Curiosity Mars rover beams images of ancient streambed
Nasa's Curiosity rover has only been on the surface of Mars seven weeks but it has already turned up evidence of past flowing water on the planet.
The robot has returned pictures of classic conglomerates - rocks that are made up of gravels and sand.
Scientists on the mission team say the size and rounded shape of the pebbles in the rock indicate they had been transported and eroded in water.
Researchers think the rover has found a network of ancient streams.
The rocks, which were described in a media briefing at Nasa's Jet Propulsion Laboratory in California, were likely laid down "several billion years ago". But the actual streams themselves may have persisted on the surface for long periods, said Curiosity science co-investigator Bill Dietrich of the University of California, Berkeley.
"We would anticipate that it could easily be thousands to millions of years," he told reporters.
Satellites at Mars have long captured images of channels on the planet's surface that were cut by some kind of flow, assumed to be liquid water. Curiosity's discovery at its landing site in the equatorial Gale Crater provides the first real ground truth for those observations.
By luck, the rover just happened to roll past a spectacular example of the conglomerate. A large slab, 10-15cm thick, was lifted out of the ground at an angle.
"We've named it Hottah," said rover project scientist John Grotzinger. The name refers to a lake in Canada's Northwest Territories. The team is using names from this region to catalogue objects at Gale.
"To us it just looked like somebody came along the surface of Mars with a jackhammer and lifted up the sidewalk that you might see in downtown LA at a construction site," he joked.
Scientists are now studying the images of the pebbles in the rock. The sizes and shapes will give them clues to the speed and distance of the ancient water flow.
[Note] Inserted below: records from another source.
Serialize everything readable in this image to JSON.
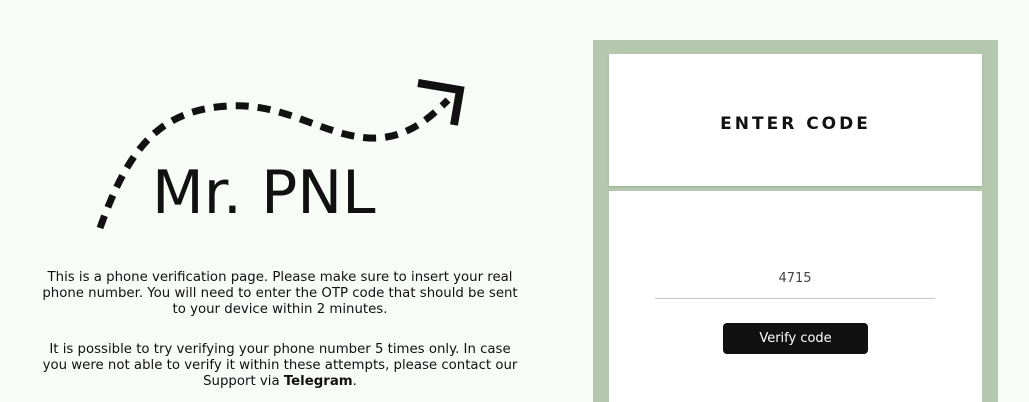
{
  "brand": {
    "logo_text": "Mr. PNL"
  },
  "intro": {
    "paragraph_1": "This is a phone verification page. Please make sure to insert your real phone number. You will need to enter the OTP code that should be sent to your device within 2 minutes.",
    "paragraph_2_prefix": "It is possible to try verifying your phone number 5 times only. In case you were not able to verify it within these attempts, please contact our Support via ",
    "telegram_link": "Telegram",
    "paragraph_2_suffix": "."
  },
  "verify_card": {
    "title": "ENTER CODE",
    "code_value": "4715",
    "verify_button_label": "Verify code"
  },
  "colors": {
    "background": "#f7fcf7",
    "frame": "#b3c8ad",
    "button": "#111111"
  },
  "icons": {
    "arrow": "dotted-curved-arrow-icon"
  }
}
The discovery site lies between the northern rim of the crater and the huge mountain that rises up from its central plain.
Previous orbital imagery of the region had hinted there might have been a water feature there. Curiosity's conglomerates support that hypothesis.
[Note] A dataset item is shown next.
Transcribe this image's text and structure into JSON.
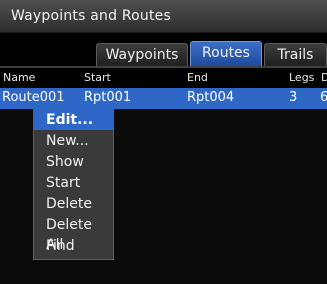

The current interpretation is that the rover is sitting at the head of an alluvial fan of material that washed down through the crater wall and across the plain, cutting many individual streams. Researchers even think they can identify the particular valley at the rim where the water entered the crater, and they have named it Peace Vallis.
There is an eagerness also to study the chemistry of the conglomerates because that will give an indication of the nature of the water - its pH value, for example - and that will provide some clues as to what the environment at the time might have looked like.
At the moment, the rover is heading towards a location dubbed Glenelg. Scientists think this will give them the best access to the rocks of interest.
The US space agency's $2.6bn mission touched down on the Red Planet on 6 August (GMT).
Much of the time since then has been spent commissioning the immensely complex, six-wheeled machine and its suite of 10 instruments.
Curiosity is funded for one Martian year (two Earth years) of study. It will try to determine in that time whether past environments at Gale Crater could ever have supported microbial life.
- (A) Curiosity will trundle around its landing site looking for interesting rock features to study. Its top speed is about 4cm/s
- (B) This mission has 17 cameras. They will identify particular targets, and a laser will zap those rocks to probe their chemistry
- (C) If the signal is significant, Curiosity will swing over instruments on its arm for close-up investigation. These include a microscope
- (D) Samples drilled from rock, or scooped from the soil, can be delivered to two hi-tech analysis labs inside the rover body
- (E) The results are sent to Earth through antennas on the rover deck. Return commands tell the rover where it should drive next